(Records excerpted from a collection)
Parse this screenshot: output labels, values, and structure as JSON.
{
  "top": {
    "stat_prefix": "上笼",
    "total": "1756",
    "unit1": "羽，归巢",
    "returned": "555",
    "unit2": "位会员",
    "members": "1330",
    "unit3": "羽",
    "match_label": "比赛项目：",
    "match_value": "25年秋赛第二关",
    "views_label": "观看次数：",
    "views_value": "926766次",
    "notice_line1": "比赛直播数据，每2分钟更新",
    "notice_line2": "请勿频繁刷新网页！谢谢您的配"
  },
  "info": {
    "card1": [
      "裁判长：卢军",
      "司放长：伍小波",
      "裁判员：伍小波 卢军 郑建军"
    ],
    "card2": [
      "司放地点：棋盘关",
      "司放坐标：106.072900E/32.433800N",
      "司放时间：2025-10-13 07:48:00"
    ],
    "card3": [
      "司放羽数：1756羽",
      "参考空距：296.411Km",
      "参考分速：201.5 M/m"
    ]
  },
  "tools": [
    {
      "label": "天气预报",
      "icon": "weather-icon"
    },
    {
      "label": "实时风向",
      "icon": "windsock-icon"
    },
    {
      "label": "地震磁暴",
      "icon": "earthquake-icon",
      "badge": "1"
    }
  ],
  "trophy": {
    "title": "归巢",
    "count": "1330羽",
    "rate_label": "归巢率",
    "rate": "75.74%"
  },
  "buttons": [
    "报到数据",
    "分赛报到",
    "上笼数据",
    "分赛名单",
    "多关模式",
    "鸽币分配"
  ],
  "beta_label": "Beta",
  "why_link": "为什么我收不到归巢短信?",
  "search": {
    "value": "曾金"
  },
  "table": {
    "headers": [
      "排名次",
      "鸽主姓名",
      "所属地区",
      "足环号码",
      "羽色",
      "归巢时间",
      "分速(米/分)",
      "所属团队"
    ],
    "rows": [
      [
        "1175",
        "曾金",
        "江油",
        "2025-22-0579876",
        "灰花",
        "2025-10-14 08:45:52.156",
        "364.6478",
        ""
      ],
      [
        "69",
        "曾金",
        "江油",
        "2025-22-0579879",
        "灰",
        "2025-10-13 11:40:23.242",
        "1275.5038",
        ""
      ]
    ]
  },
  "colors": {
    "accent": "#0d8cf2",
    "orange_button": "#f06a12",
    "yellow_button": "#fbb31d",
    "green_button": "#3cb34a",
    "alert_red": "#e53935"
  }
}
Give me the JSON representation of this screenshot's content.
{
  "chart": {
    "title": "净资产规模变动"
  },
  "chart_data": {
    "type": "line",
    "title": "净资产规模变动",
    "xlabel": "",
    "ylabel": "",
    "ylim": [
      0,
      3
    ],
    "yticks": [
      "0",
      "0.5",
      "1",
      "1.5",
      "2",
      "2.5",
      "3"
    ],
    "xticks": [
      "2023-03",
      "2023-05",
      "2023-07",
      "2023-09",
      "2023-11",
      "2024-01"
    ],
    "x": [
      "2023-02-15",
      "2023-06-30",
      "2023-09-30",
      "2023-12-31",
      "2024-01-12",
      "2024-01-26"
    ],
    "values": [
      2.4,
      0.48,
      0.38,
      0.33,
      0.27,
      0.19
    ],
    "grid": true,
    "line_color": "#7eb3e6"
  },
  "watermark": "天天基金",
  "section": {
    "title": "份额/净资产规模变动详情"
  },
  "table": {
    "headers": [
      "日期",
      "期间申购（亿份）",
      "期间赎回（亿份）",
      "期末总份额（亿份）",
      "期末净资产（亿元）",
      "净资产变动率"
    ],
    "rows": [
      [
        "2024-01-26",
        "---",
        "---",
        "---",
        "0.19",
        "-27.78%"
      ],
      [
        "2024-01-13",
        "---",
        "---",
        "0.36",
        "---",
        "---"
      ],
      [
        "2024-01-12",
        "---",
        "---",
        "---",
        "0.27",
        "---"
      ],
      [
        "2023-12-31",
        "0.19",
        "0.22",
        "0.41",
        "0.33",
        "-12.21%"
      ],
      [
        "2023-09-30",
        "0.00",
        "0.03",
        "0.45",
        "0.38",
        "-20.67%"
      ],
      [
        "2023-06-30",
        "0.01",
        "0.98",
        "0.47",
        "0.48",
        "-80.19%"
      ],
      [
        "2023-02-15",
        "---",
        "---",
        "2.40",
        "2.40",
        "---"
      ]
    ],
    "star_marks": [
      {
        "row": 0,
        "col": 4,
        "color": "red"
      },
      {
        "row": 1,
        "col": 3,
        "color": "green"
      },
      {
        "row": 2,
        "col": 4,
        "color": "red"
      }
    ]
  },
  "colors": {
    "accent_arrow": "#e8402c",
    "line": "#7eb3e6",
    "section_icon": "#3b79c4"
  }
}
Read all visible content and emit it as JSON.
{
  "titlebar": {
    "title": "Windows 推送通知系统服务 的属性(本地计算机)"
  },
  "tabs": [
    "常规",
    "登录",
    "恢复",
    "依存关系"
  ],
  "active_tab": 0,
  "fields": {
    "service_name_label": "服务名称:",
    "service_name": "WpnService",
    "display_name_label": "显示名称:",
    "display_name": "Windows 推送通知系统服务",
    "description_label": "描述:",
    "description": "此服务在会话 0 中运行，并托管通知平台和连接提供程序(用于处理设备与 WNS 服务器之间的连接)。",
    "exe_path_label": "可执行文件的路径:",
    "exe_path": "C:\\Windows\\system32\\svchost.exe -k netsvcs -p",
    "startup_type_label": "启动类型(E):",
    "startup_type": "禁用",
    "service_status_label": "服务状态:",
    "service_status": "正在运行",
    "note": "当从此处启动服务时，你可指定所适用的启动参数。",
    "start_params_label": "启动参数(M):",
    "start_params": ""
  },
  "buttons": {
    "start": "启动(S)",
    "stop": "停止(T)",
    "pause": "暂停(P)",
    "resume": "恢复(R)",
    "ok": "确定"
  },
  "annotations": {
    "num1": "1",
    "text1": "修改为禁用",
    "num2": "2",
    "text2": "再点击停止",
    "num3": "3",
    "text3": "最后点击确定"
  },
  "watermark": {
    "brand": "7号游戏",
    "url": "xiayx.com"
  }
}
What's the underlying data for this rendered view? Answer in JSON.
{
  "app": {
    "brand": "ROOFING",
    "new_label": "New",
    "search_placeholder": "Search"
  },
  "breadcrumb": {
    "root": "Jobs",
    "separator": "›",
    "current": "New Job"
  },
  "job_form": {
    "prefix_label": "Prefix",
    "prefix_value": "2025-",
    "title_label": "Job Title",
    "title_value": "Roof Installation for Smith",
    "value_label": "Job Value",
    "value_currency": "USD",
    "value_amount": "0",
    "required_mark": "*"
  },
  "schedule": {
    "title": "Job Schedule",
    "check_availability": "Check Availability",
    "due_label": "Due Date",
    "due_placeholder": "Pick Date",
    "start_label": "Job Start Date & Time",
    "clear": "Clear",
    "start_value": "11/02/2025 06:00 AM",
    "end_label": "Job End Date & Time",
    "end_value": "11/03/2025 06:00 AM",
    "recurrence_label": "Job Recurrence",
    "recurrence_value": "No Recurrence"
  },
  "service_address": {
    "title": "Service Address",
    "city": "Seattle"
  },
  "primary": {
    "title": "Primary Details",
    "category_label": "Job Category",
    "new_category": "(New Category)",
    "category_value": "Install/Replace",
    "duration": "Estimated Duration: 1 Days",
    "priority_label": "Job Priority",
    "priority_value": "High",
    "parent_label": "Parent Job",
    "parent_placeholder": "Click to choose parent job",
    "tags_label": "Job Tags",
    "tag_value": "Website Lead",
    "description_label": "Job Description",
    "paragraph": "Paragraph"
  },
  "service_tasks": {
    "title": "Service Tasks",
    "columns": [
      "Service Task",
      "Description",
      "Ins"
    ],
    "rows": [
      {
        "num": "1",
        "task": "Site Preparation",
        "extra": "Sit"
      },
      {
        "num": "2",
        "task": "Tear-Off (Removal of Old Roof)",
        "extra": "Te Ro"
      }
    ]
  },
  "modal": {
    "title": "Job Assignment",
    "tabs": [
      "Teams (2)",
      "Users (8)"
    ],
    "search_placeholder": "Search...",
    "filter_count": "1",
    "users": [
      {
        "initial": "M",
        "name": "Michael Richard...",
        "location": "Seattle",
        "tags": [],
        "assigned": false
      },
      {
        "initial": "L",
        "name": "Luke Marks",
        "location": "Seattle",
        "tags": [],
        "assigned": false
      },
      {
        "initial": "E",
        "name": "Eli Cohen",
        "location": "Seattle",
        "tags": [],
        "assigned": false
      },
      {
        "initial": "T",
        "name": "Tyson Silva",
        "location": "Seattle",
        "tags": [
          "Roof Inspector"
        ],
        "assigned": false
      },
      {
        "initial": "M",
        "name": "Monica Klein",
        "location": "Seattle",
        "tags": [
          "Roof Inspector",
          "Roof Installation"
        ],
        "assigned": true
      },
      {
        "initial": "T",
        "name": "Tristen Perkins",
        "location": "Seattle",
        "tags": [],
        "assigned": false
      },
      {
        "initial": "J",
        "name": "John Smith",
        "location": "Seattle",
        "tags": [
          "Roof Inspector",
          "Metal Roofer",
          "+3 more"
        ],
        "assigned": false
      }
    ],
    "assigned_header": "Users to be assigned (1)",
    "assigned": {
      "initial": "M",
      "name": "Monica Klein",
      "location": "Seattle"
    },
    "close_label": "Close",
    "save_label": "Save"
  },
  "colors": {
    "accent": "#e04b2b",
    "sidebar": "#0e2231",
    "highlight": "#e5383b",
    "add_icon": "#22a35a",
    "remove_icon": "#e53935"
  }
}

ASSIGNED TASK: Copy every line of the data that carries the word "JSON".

SOLUTION TO THIS PROBLEM:
Parse this screenshot: output labels, values, and structure as JSON.
Give me the JSON representation of this screenshot's content.
Read all visible content and emit it as JSON.
What's the underlying data for this rendered view? Answer in JSON.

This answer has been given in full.